The European aerospace sector typically uses low-weight, high-performance thermosetting plastic composites—also known as epoxy resin based composites—in many applications. However, these materials are not as heat resistant as other metal aircraft components, which can compromise safety in situations where extreme temperatures are reached. In an effort to improve the current thermosetting composites' behaviour in the face of heat damage, the HITCOMP research team has proposed an alternative: the use of new PAEK resins-based thermoplastic materials.
During the development of the HITCOMP project, components made from a thermoplastic base have been shown to be more efficient, from the perspective of their thermal properties, than thermosetting composites. A known property that makes them very useful is that they can be recast, reshaped, processed and recycled, without the need for any additional curing process in order to harden and set. In addition, they are more versatile, cheaper and eco-friendly materials than conventional thermosetting composites and have a longer service life, thanks to their high resilience —they can be recycled or repaired more easily— and fatigue resistance —wear and tear— and corrosion.
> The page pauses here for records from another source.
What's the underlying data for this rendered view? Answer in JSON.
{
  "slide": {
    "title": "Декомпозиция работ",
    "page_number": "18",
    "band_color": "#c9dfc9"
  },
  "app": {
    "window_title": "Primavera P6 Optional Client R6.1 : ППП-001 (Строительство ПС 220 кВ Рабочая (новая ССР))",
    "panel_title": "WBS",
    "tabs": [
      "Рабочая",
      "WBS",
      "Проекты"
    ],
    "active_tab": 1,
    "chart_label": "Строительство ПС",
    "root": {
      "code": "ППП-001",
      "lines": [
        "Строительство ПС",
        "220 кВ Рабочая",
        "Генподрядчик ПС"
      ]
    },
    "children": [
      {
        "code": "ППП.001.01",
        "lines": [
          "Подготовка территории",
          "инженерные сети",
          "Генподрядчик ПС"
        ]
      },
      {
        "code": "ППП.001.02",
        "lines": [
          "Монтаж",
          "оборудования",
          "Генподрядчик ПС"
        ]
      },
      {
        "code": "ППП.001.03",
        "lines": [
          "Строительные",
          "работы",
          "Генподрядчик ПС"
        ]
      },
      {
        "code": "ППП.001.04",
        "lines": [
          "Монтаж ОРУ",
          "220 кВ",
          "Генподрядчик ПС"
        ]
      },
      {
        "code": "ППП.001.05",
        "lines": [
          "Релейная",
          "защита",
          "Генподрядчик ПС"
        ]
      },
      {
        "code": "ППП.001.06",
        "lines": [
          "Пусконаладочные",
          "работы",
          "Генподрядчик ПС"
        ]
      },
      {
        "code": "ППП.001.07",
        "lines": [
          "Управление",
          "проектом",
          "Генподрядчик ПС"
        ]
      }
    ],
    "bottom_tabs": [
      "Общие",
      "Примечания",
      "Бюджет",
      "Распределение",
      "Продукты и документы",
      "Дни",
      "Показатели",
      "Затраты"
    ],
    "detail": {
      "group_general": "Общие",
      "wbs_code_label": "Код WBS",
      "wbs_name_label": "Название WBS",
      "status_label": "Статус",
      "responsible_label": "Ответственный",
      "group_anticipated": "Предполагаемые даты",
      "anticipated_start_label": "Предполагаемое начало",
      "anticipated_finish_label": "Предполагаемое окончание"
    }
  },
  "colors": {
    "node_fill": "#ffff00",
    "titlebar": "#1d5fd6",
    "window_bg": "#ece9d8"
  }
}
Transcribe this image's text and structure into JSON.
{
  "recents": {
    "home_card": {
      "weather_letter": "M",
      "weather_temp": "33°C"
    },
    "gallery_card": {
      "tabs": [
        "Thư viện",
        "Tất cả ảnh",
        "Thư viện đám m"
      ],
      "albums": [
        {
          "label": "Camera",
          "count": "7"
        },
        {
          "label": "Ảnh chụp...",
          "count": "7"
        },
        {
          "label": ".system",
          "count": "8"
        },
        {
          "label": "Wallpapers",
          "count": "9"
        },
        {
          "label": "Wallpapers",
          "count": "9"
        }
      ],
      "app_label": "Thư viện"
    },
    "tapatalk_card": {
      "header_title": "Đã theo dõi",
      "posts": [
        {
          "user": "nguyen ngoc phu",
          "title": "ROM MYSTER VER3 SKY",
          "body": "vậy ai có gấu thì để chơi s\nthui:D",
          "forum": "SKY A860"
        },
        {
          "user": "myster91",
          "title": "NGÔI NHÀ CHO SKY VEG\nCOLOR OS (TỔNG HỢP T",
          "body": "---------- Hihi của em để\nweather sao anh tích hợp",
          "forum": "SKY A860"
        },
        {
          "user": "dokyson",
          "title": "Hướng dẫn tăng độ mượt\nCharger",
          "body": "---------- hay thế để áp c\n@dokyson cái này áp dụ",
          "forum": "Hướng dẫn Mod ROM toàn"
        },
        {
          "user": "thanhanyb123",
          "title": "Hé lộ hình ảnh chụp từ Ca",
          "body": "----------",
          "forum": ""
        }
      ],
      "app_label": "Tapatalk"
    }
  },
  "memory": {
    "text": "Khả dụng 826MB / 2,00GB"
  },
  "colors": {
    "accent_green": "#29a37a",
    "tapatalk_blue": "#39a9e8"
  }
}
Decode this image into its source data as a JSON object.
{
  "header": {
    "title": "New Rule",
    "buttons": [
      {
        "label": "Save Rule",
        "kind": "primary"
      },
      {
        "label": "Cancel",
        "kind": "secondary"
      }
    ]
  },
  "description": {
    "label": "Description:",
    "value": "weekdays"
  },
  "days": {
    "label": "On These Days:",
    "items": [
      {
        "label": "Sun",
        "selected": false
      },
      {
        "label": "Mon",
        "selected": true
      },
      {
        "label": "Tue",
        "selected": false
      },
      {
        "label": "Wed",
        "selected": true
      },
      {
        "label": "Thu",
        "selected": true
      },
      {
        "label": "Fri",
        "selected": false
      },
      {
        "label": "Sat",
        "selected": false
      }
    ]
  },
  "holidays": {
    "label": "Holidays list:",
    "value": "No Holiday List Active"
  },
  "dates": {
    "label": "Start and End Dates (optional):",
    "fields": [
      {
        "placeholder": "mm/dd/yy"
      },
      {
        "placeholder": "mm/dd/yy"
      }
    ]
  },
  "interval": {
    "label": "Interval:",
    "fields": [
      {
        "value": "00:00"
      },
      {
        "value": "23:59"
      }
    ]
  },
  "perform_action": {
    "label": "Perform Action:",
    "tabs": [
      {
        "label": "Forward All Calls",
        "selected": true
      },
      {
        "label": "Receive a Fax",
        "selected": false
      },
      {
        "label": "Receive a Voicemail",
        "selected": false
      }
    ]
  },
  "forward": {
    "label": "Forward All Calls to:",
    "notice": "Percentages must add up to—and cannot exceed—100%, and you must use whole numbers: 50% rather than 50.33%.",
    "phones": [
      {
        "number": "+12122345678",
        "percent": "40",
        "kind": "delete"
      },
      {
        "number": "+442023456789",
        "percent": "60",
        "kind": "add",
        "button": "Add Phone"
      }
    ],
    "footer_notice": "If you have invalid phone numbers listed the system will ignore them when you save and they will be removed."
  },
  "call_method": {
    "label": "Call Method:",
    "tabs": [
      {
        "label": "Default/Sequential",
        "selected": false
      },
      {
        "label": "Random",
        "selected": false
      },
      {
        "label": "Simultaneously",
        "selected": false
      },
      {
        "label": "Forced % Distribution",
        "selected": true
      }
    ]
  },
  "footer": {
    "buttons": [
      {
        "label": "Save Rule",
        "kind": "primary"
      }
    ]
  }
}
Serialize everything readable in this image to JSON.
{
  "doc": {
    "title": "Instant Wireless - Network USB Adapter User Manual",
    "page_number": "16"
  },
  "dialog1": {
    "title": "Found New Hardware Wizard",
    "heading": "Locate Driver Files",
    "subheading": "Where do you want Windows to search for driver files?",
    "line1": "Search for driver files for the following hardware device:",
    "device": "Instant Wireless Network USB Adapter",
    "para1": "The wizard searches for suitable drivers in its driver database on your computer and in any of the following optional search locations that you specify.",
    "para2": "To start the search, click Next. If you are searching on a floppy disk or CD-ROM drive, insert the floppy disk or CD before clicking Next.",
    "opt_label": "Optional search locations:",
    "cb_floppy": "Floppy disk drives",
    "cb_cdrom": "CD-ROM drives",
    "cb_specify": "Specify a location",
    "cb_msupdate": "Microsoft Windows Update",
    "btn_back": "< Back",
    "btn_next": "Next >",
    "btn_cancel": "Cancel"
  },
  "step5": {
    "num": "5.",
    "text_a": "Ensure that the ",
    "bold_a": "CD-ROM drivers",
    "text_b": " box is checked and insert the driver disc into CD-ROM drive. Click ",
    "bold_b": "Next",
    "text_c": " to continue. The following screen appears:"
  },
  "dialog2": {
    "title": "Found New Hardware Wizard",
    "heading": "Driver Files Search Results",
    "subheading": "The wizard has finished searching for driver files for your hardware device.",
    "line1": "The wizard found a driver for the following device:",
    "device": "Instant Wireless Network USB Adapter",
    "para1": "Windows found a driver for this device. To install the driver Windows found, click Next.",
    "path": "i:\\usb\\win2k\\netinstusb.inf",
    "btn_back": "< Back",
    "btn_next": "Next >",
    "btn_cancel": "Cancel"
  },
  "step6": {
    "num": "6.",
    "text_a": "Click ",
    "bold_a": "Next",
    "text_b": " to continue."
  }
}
The introduction of these materials would mean having safer and lighter aircraft which consume less fuel, improve energy efficiency and reduce their emissions.
To get the most out of thermoplastics in the aerospace industry, due to their capacity to melt and deform when overheated, it is necessary to determine their behaviour when subjected to heat, fire and mechanical loads. The HITCOMP project has developed a test laboratory with new infrared (IR) thermography techniques in order to obtain accurate and non-intrusive measurements of the actual temperature of materials during fire tests. The ultimate aim is to conduct virtual tests on thermoplastics and compare their performance in real applications with those of conventional thermosetting composites.
"The aerospace sector is undergoing a transition to a more electric aircraft. This involves more heat and eventually fire sources, increasing the heating effect on the structure", explains Fernando López, lead researcher and coordinator of the HITCOMP project, from the UC3M Department of Physics. "In this context, our project aims to establish an innovative methodology which allows a characterisation of thermoplastics that involves fewer resources and improves the prediction of their behaviour and resistance when subjected to mechanical loads or fire and high temperatures."
The measurements obtained by infrared thermography allow computer simulations to be carried out, which virtualize testing to select this type of material in the aeronautical industry. Its implementation is expected to "significantly reduce the number of validation tests, which are mandatory and greatly increase the cost and delay the approval of this type of material in the industry." The IR models and equipment have already been transferred to the Airbus company so that it can study their industrial application.During the research process, the team has also developed a new method —inspired by the previous results of UC3M's Sensors, Remote Detection and Infrared Imaging Laboratory (LIR-InfraRed LAB)— which allows the use of these infrared imaging techniques to remotely determine the thermal properties of these materials, without contact.